YOUR OBJECTIVE – Every line of the data below is to be retyped exactly.

INPUT DATA –
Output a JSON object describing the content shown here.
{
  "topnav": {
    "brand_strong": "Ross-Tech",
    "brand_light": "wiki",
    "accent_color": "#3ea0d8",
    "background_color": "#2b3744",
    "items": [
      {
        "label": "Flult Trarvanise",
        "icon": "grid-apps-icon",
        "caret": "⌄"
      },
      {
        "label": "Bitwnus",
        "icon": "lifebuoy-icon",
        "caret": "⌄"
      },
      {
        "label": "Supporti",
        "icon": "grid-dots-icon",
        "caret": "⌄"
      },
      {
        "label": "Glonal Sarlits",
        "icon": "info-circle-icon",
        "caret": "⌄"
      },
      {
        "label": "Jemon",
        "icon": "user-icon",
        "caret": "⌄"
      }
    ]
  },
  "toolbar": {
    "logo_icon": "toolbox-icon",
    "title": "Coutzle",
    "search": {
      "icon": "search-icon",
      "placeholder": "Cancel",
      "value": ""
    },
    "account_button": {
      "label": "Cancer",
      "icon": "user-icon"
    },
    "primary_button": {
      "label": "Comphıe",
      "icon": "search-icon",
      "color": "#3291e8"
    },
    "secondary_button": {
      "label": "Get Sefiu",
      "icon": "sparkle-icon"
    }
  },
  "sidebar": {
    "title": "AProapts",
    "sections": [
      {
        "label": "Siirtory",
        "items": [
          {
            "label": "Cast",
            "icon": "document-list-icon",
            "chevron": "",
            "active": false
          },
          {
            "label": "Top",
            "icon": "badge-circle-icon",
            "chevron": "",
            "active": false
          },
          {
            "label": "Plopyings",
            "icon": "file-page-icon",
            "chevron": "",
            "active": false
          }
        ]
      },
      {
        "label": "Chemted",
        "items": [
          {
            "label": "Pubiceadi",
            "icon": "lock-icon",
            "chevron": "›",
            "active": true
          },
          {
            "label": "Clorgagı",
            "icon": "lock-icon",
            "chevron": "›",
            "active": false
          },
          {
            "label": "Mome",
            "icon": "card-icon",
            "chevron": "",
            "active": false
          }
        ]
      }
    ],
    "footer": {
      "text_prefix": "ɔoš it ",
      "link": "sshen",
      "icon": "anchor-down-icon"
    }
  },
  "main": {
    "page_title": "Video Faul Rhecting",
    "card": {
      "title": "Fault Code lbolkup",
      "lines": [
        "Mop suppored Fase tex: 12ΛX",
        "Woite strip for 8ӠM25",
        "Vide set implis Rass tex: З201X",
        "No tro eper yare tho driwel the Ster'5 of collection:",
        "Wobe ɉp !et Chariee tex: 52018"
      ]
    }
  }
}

ANSWER SECTION –
Output a JSON object describing the content shown here.
{
  "topnav": {
    "brand_strong": "Ross-Tech",
    "brand_light": "wiki",
    "accent_color": "#3ea0d8",
    "background_color": "#2b3744",
    "items": [
      {
        "label": "Flult Trarvanise",
        "icon": "grid-apps-icon",
        "caret": "⌄"
      },
      {
        "label": "Bitwnus",
        "icon": "lifebuoy-icon",
        "caret": "⌄"
      },
      {
        "label": "Supporti",
        "icon": "grid-dots-icon",
        "caret": "⌄"
      },
      {
        "label": "Glonal Sarlits",
        "icon": "info-circle-icon",
        "caret": "⌄"
      },
      {
        "label": "Jemon",
        "icon": "user-icon",
        "caret": "⌄"
      }
    ]
  },
  "toolbar": {
    "logo_icon": "toolbox-icon",
    "title": "Coutzle",
    "search": {
      "icon": "search-icon",
      "placeholder": "Cancel",
      "value": ""
    },
    "account_button": {
      "label": "Cancer",
      "icon": "user-icon"
    },
    "primary_button": {
      "label": "Comphıe",
      "icon": "search-icon",
      "color": "#3291e8"
    },
    "secondary_button": {
      "label": "Get Sefiu",
      "icon": "sparkle-icon"
    }
  },
  "sidebar": {
    "title": "AProapts",
    "sections": [
      {
        "label": "Siirtory",
        "items": [
          {
            "label": "Cast",
            "icon": "document-list-icon",
            "chevron": "",
            "active": false
          },
          {
            "label": "Top",
            "icon": "badge-circle-icon",
            "chevron": "",
            "active": false
          },
          {
            "label": "Plopyings",
            "icon": "file-page-icon",
            "chevron": "",
            "active": false
          }
        ]
      },
      {
        "label": "Chemted",
        "items": [
          {
            "label": "Pubiceadi",
            "icon": "lock-icon",
            "chevron": "›",
            "active": true
          },
          {
            "label": "Clorgagı",
            "icon": "lock-icon",
            "chevron": "›",
            "active": false
          },
          {
            "label": "Mome",
            "icon": "card-icon",
            "chevron": "",
            "active": false
          }
        ]
      }
    ],
    "footer": {
      "text_prefix": "ɔoš it ",
      "link": "sshen",
      "icon": "anchor-down-icon"
    }
  },
  "main": {
    "page_title": "Video Faul Rhecting",
    "card": {
      "title": "Fault Code lbolkup",
      "lines": [
        "Mop suppored Fase tex: 12ΛX",
        "Woite strip for 8ӠM25",
        "Vide set implis Rass tex: З201X",
        "No tro eper yare tho driwel the Ster'5 of collection:",
        "Wobe ɉp !et Chariee tex: 52018"
      ]
    }
  }
}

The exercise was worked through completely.